● **Work task**: Down to the last line, print the entries below exactly, and keep every picture out of the copy.

(Website and app data records)
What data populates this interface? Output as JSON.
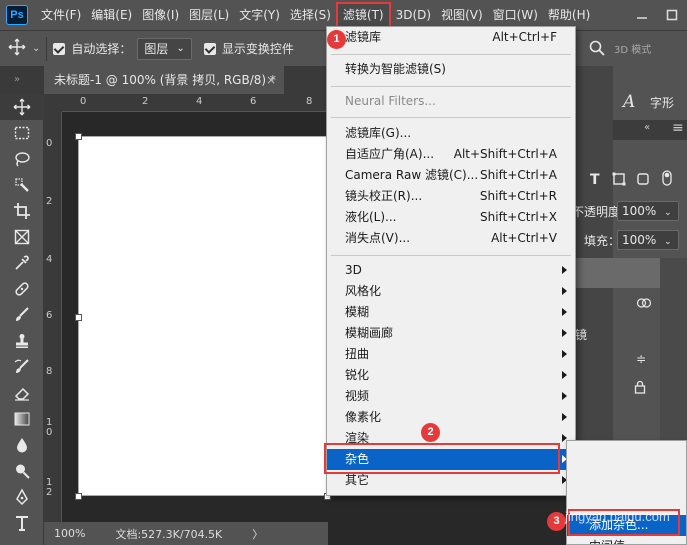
{
  "app": {
    "logo": "Ps"
  },
  "menubar": {
    "items": [
      "文件(F)",
      "编辑(E)",
      "图像(I)",
      "图层(L)",
      "文字(Y)",
      "选择(S)",
      "滤镜(T)",
      "3D(D)",
      "视图(V)",
      "窗口(W)",
      "帮助(H)"
    ],
    "active_index": 6
  },
  "options_bar": {
    "auto_select_label": "自动选择：",
    "auto_select_value": "图层",
    "show_transform_label": "显示变换控件",
    "right_label": "3D 模式"
  },
  "document_tab": {
    "title": "未标题-1 @ 100% (背景 拷贝, RGB/8) *",
    "close": "×"
  },
  "rulers": {
    "top": [
      "0",
      "2",
      "4",
      "6",
      "8"
    ],
    "left": [
      "0",
      "2",
      "4",
      "6",
      "8",
      "1\n0",
      "1\n2"
    ]
  },
  "status_bar": {
    "zoom": "100%",
    "doc_info": "文档:527.3K/704.5K",
    "arrow": "〉"
  },
  "right_panel": {
    "character_label": "字形",
    "opacity_label": "不透明度：",
    "opacity_value": "100%",
    "fill_label": "填充：",
    "fill_value": "100%",
    "layer_fragment": "镜"
  },
  "filter_menu": {
    "items": [
      {
        "label": "滤镜库",
        "shortcut": "Alt+Ctrl+F",
        "submenu": false,
        "disabled": false
      },
      {
        "label": "转换为智能滤镜(S)",
        "shortcut": "",
        "submenu": false,
        "disabled": false
      },
      {
        "label": "Neural Filters...",
        "shortcut": "",
        "submenu": false,
        "disabled": true
      },
      {
        "label": "滤镜库(G)...",
        "shortcut": "",
        "submenu": false,
        "disabled": false
      },
      {
        "label": "自适应广角(A)...",
        "shortcut": "Alt+Shift+Ctrl+A",
        "submenu": false,
        "disabled": false
      },
      {
        "label": "Camera Raw 滤镜(C)...",
        "shortcut": "Shift+Ctrl+A",
        "submenu": false,
        "disabled": false
      },
      {
        "label": "镜头校正(R)...",
        "shortcut": "Shift+Ctrl+R",
        "submenu": false,
        "disabled": false
      },
      {
        "label": "液化(L)...",
        "shortcut": "Shift+Ctrl+X",
        "submenu": false,
        "disabled": false
      },
      {
        "label": "消失点(V)...",
        "shortcut": "Alt+Ctrl+V",
        "submenu": false,
        "disabled": false
      },
      {
        "label": "3D",
        "shortcut": "",
        "submenu": true,
        "disabled": false
      },
      {
        "label": "风格化",
        "shortcut": "",
        "submenu": true,
        "disabled": false
      },
      {
        "label": "模糊",
        "shortcut": "",
        "submenu": true,
        "disabled": false
      },
      {
        "label": "模糊画廊",
        "shortcut": "",
        "submenu": true,
        "disabled": false
      },
      {
        "label": "扭曲",
        "shortcut": "",
        "submenu": true,
        "disabled": false
      },
      {
        "label": "锐化",
        "shortcut": "",
        "submenu": true,
        "disabled": false
      },
      {
        "label": "视频",
        "shortcut": "",
        "submenu": true,
        "disabled": false
      },
      {
        "label": "像素化",
        "shortcut": "",
        "submenu": true,
        "disabled": false
      },
      {
        "label": "渲染",
        "shortcut": "",
        "submenu": true,
        "disabled": false
      },
      {
        "label": "杂色",
        "shortcut": "",
        "submenu": true,
        "disabled": false
      },
      {
        "label": "其它",
        "shortcut": "",
        "submenu": true,
        "disabled": false
      }
    ],
    "highlighted_index": 18
  },
  "noise_submenu": {
    "items": [
      "添加杂色...",
      "中间值..."
    ],
    "highlighted_index": 0
  },
  "annotations": {
    "step1": "1",
    "step2": "2",
    "step3": "3"
  },
  "watermark": "jingyan.baidu.com"
}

● **Response**:
What data populates this interface? Output as JSON.
{
  "app": {
    "logo": "Ps"
  },
  "menubar": {
    "items": [
      "文件(F)",
      "编辑(E)",
      "图像(I)",
      "图层(L)",
      "文字(Y)",
      "选择(S)",
      "滤镜(T)",
      "3D(D)",
      "视图(V)",
      "窗口(W)",
      "帮助(H)"
    ],
    "active_index": 6
  },
  "options_bar": {
    "auto_select_label": "自动选择：",
    "auto_select_value": "图层",
    "show_transform_label": "显示变换控件",
    "right_label": "3D 模式"
  },
  "document_tab": {
    "title": "未标题-1 @ 100% (背景 拷贝, RGB/8) *",
    "close": "×"
  },
  "rulers": {
    "top": [
      "0",
      "2",
      "4",
      "6",
      "8"
    ],
    "left": [
      "0",
      "2",
      "4",
      "6",
      "8",
      "1\n0",
      "1\n2"
    ]
  },
  "status_bar": {
    "zoom": "100%",
    "doc_info": "文档:527.3K/704.5K",
    "arrow": "〉"
  },
  "right_panel": {
    "character_label": "字形",
    "opacity_label": "不透明度：",
    "opacity_value": "100%",
    "fill_label": "填充：",
    "fill_value": "100%",
    "layer_fragment": "镜"
  },
  "filter_menu": {
    "items": [
      {
        "label": "滤镜库",
        "shortcut": "Alt+Ctrl+F",
        "submenu": false,
        "disabled": false
      },
      {
        "label": "转换为智能滤镜(S)",
        "shortcut": "",
        "submenu": false,
        "disabled": false
      },
      {
        "label": "Neural Filters...",
        "shortcut": "",
        "submenu": false,
        "disabled": true
      },
      {
        "label": "滤镜库(G)...",
        "shortcut": "",
        "submenu": false,
        "disabled": false
      },
      {
        "label": "自适应广角(A)...",
        "shortcut": "Alt+Shift+Ctrl+A",
        "submenu": false,
        "disabled": false
      },
      {
        "label": "Camera Raw 滤镜(C)...",
        "shortcut": "Shift+Ctrl+A",
        "submenu": false,
        "disabled": false
      },
      {
        "label": "镜头校正(R)...",
        "shortcut": "Shift+Ctrl+R",
        "submenu": false,
        "disabled": false
      },
      {
        "label": "液化(L)...",
        "shortcut": "Shift+Ctrl+X",
        "submenu": false,
        "disabled": false
      },
      {
        "label": "消失点(V)...",
        "shortcut": "Alt+Ctrl+V",
        "submenu": false,
        "disabled": false
      },
      {
        "label": "3D",
        "shortcut": "",
        "submenu": true,
        "disabled": false
      },
      {
        "label": "风格化",
        "shortcut": "",
        "submenu": true,
        "disabled": false
      },
      {
        "label": "模糊",
        "shortcut": "",
        "submenu": true,
        "disabled": false
      },
      {
        "label": "模糊画廊",
        "shortcut": "",
        "submenu": true,
        "disabled": false
      },
      {
        "label": "扭曲",
        "shortcut": "",
        "submenu": true,
        "disabled": false
      },
      {
        "label": "锐化",
        "shortcut": "",
        "submenu": true,
        "disabled": false
      },
      {
        "label": "视频",
        "shortcut": "",
        "submenu": true,
        "disabled": false
      },
      {
        "label": "像素化",
        "shortcut": "",
        "submenu": true,
        "disabled": false
      },
      {
        "label": "渲染",
        "shortcut": "",
        "submenu": true,
        "disabled": false
      },
      {
        "label": "杂色",
        "shortcut": "",
        "submenu": true,
        "disabled": false
      },
      {
        "label": "其它",
        "shortcut": "",
        "submenu": true,
        "disabled": false
      }
    ],
    "highlighted_index": 18
  },
  "noise_submenu": {
    "items": [
      "添加杂色...",
      "中间值..."
    ],
    "highlighted_index": 0
  },
  "annotations": {
    "step1": "1",
    "step2": "2",
    "step3": "3"
  },
  "watermark": "jingyan.baidu.com"
}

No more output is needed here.